Olivia and I made 12 different items and I loaded them in my briefcase and went to Dallas to find a representative. The first company I called on was Casey Associates, a rep that I had purchased from for my gift shop. Suddenly, my heart was in my throat....I had bought a building and hired an employee without means of supporting my idea. I was very lucky, Casey Associates liked what we had created and agreed to represent me in their permanent showroom. I left my samples and to my great surprise, from the first market several months later, I received $9,000 in orders.

My youngest daughter lived in New Jersey and worked in New York. I decided to go to visit her and look for a representative in New York. I took my samples there and found a representative at the 225 Fifth Avenue Showroom, Silverman & Silverman. They took my samples and I signed a contract with them to represent me. Part of my agreement was that I would personally attend their special outside shows. I had a terrible shock at the first market when an attorney came to our display and informed me that the name "Two’s Company" was trademarked and I was infringing. I called my attorney and he informed me to immediately change the name of my company - using my personal name (which cannot be an infringement). It was then that my company became "Bulls’ Country".
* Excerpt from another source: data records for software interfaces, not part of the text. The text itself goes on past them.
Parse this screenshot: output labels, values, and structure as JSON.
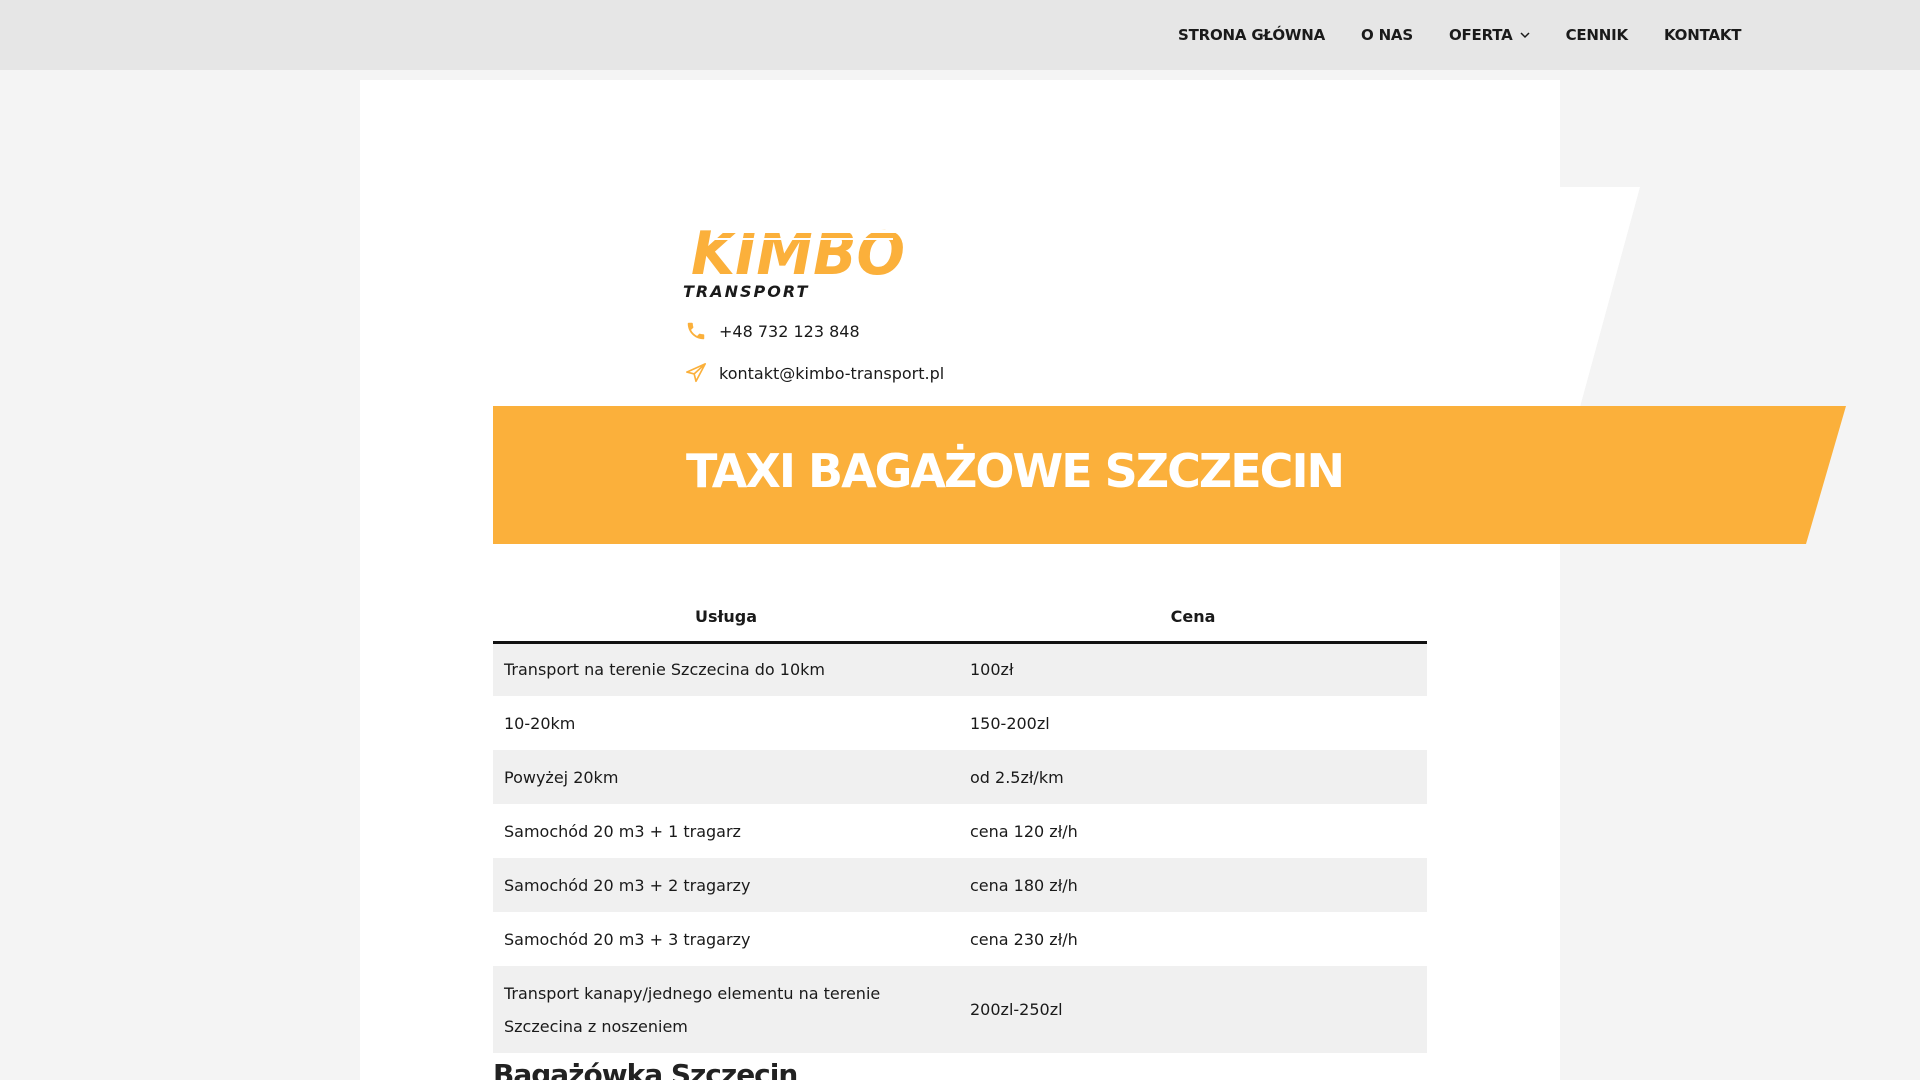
{
  "nav": {
    "items": [
      {
        "label": "STRONA GŁÓWNA"
      },
      {
        "label": "O NAS"
      },
      {
        "label": "OFERTA"
      },
      {
        "label": "CENNIK"
      },
      {
        "label": "KONTAKT"
      }
    ]
  },
  "logo": {
    "brand": "KIMBO",
    "tagline": "TRANSPORT"
  },
  "contact": {
    "phone": "+48 732 123 848",
    "email": "kontakt@kimbo-transport.pl"
  },
  "banner": {
    "title": "TAXI BAGAŻOWE SZCZECIN"
  },
  "table": {
    "headers": [
      "Usługa",
      "Cena"
    ],
    "rows": [
      {
        "service": "Transport na terenie Szczecina do 10km",
        "price": "100zł"
      },
      {
        "service": "10-20km",
        "price": "150-200zl"
      },
      {
        "service": "Powyżej 20km",
        "price": "od 2.5zł/km"
      },
      {
        "service": "Samochód 20 m3 + 1 tragarz",
        "price": "cena 120 zł/h"
      },
      {
        "service": "Samochód 20 m3 + 2 tragarzy",
        "price": "cena 180 zł/h"
      },
      {
        "service": "Samochód 20 m3 + 3 tragarzy",
        "price": "cena 230 zł/h"
      },
      {
        "service_line1": "Transport kanapy/jednego elementu na terenie",
        "service_line2": "Szczecina z noszeniem",
        "price": "200zl-250zl"
      }
    ]
  },
  "section": {
    "subheading": "Bagażówka Szczecin"
  },
  "colors": {
    "accent": "#fbb03b",
    "nav_bg": "#e6e6e6",
    "row_alt": "#f0f0f0"
  }
}
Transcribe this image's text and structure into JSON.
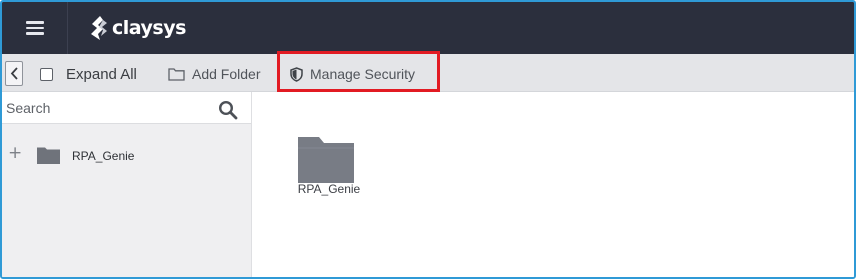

I was surprised when my NY rep called me one day and informed me that Spiegel Catalog company had placed an order for four of my items. I was so excited and called my husband and said, "Spiegel has ordered from me. The first order is $1,100.00". My husband looked at the order and said, "This order is for $11,000.00." I never was very good at math! As it turned out, our four little items appeared in 4 consecutive catalogs mailed out and the total orders amounted to $87,000.00. This order prompted me to hire more ladies and two men at my little manufacturing company. Here is a scan of the four hoop wallhangings that appeared in four of their catalogs. The second scan is the front of one of the catalogs this ad appeared in.

Here are some scans of items we manufactured at Bulls Country. We advertised "Bulls’ Country ABCs" - A-Add a Drawer; B-Build a Quilt; C-Change a Screen; S-Switch a Picture. Everything we made was of pine frames with changeable fabric inserts. We stated that our product carried through from Nursery to Newlyweds - simply by changing the fabric inserts. Everything could be shipped by UPS (United Parcel Service). I furnished my daughter’s apartment in New Jersey by sending her furniture through UPS.

We had approximately 12 different theme designs. We also made little decorated crates that sold well.

Here is a picture of me in my office at Bulls’ Country:

It was at Bulls’ Country that the idea of printing directly onto fabric with a copier/printer came to mind and I acquired a patent on the process. That, is another story for later.

Tuesday, February 24, 2009


I have worked years on my design for making Plains Indian Moccasins. I have developed a pattern of 3 main pieces and a method of printing different beading designs on pre-printed kits of buckskin. Here is one example of a moccasin kit ready for beading and assembly:

If you plan to bead your moccasins, do it now.

Click to see more moccasin kits